## EXERCISE
What lines in the material hold the string "phone"? Return every one of them.

## SUPPLIED RECORDS
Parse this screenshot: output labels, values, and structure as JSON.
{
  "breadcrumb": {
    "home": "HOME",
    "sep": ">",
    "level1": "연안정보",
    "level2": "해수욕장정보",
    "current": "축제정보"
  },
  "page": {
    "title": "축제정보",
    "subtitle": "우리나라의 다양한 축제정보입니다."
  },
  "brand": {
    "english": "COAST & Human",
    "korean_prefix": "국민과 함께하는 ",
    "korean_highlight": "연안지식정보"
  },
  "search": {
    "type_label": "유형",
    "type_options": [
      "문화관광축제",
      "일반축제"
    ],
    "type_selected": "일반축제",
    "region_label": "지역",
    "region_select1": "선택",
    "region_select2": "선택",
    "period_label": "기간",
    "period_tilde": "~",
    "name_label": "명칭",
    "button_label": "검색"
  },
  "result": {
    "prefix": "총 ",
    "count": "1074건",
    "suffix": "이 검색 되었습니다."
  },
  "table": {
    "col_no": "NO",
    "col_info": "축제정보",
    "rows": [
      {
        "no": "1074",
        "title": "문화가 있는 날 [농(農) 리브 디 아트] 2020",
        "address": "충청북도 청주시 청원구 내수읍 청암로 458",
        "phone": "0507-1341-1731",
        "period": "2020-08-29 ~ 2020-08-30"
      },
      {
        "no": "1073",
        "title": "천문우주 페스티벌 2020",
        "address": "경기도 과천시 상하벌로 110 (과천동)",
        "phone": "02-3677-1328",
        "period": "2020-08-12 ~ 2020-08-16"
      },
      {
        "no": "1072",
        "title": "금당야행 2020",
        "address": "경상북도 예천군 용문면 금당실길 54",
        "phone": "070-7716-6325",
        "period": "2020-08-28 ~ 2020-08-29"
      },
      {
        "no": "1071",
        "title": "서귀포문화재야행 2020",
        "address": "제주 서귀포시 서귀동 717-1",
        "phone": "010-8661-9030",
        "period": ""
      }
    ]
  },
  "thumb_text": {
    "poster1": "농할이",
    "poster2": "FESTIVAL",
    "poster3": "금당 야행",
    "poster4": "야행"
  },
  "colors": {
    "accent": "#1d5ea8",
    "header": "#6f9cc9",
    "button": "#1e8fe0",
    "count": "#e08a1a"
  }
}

## RESPONSE
        "phone": "0507-1341-1731",
        "phone": "02-3677-1328",
        "phone": "070-7716-6325",
        "phone": "010-8661-9030",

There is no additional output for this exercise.